Humility is a rarity in tinsel town. It’s either instilled or inherited. In Surya’s case it’s in his DNA. His father Shiva Kumar is one of the most revered figures in Tamil cinema. There was never a whiff of a scandal or misdemeanour.

When I met Surya for the first time at Bangalore airport for an interview I was floored when he mentioned I must have travelled a long way. It was genuine and not said for effect. His expressive eyes reflect care and concern. It's only after I met him that I understood why one of my favourite actresses Jyotika opted for matrimony over fame and fortune. He makes it a point to reply to messages and calls whenever he can, just to keep in touch. He updates you about what he's been up to but never talks ill about others or comments on the fate of his professional rival's films. Little wonder then that his fan following is swelling by the day. He's undergoing an ideal phase in his life. He's currently shooting for Ramu's “Raktha Charithram” in Mumbai but yearns to be with Jo who's due to deliver their second child anytime now. His latest release “Singam” is running to packed houses all over. “The pundits say it'll be my biggest hit,” says the soft-spoken star.

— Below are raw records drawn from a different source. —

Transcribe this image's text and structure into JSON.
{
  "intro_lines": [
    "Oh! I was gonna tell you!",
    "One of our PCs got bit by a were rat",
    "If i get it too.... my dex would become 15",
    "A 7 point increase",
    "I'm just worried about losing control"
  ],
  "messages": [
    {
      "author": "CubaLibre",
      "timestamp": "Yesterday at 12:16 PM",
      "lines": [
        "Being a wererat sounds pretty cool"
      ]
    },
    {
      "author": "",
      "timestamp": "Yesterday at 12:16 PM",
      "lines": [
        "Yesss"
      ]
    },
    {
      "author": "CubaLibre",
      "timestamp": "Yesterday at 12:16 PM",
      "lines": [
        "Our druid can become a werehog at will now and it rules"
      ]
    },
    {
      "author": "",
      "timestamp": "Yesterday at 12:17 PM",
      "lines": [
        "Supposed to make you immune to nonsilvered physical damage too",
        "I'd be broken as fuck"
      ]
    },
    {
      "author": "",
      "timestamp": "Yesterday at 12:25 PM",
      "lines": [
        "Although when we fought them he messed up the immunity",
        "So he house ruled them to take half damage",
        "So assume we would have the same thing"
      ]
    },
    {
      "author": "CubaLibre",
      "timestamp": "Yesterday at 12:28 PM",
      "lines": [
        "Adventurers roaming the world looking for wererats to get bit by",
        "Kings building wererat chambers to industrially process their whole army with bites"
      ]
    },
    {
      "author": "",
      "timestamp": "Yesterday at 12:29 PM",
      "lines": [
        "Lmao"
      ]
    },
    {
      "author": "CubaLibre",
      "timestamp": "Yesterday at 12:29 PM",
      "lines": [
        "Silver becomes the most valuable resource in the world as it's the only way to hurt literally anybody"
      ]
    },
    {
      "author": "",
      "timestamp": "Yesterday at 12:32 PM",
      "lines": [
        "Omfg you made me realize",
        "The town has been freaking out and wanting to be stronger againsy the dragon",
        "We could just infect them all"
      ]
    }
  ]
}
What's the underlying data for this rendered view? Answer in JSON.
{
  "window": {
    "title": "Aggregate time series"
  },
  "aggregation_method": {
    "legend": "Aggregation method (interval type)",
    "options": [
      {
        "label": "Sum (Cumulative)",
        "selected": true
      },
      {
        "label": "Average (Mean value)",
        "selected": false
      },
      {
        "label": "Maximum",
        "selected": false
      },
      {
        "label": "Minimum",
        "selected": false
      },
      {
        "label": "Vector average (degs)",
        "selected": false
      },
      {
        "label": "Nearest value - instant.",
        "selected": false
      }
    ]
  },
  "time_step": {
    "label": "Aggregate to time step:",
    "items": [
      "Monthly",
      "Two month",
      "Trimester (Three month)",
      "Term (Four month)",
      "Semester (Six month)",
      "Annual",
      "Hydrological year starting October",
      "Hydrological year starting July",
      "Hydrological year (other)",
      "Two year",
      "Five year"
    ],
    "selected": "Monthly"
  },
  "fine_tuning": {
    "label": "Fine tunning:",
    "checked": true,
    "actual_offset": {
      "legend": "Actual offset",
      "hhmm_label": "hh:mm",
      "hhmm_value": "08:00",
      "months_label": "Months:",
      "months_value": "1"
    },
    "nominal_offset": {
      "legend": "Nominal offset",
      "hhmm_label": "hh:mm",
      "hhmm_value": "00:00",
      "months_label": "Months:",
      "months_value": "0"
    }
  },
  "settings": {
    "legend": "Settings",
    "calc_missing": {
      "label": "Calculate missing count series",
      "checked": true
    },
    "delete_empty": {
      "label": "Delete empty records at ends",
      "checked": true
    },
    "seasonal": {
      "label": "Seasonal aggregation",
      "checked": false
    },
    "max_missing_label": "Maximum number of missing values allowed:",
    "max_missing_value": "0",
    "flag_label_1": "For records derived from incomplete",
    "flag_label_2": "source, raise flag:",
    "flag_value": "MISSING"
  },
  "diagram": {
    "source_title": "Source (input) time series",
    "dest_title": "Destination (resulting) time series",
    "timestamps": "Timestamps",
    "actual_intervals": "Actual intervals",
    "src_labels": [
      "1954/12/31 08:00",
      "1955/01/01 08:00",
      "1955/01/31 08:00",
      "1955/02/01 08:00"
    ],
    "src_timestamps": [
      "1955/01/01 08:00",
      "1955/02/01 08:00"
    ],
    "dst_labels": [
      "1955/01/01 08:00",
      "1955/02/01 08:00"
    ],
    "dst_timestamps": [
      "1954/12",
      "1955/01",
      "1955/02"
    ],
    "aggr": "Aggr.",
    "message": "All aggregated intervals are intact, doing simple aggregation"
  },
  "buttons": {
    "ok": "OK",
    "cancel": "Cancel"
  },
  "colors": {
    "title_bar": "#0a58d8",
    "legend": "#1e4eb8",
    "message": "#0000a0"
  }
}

He will spend time with his family before moving on to Murugadoss's magnum opus titled “7Am Arivu”. “I can't reveal anything, but the script is fascinating,” says Surya. “Singam” is a racy, unapologetic entertainer. A typical Hari film, it showcases the macho side of Surya who plays an upright cop refusing to be cowed down by a powerful goon.

There's nothing new, technically or content wise. What keeps you rooted is the relentless pace at which the film is narrated. Nothing is stretched. The comedy is stale and the songs disappointing but Surya carries the film on his sturdy shoulders reiterating the fact that he's next only to Rajni and Kamal where popularity is concerned. Surya roars as “Singam” while the film currently rules the box-office.

***There's good news for girls who're crazy about Chetan. The failure of the much touted “Suryakanthi” led to a period of introspection before the determined actor accepted a film.

You can never be too careful in the film industry but it doesn't pay to be careless. Chetan is involving himself with scripting and has even penned the dialogues with Charishma Bharadwaj. “It was a revelation how important the spoken word is in a film,” says Chetan. The film is to be directed by Sharath Khadri and produced by Surabhi Talkies. Chetan plays an architect in this film about love, life and the predicament a man undergoes at various stages in life.

Lets hope this venture turns out to be a turning point in Chetan's career. We need a pleasant face to light up our screens.

S. Shiva Kumar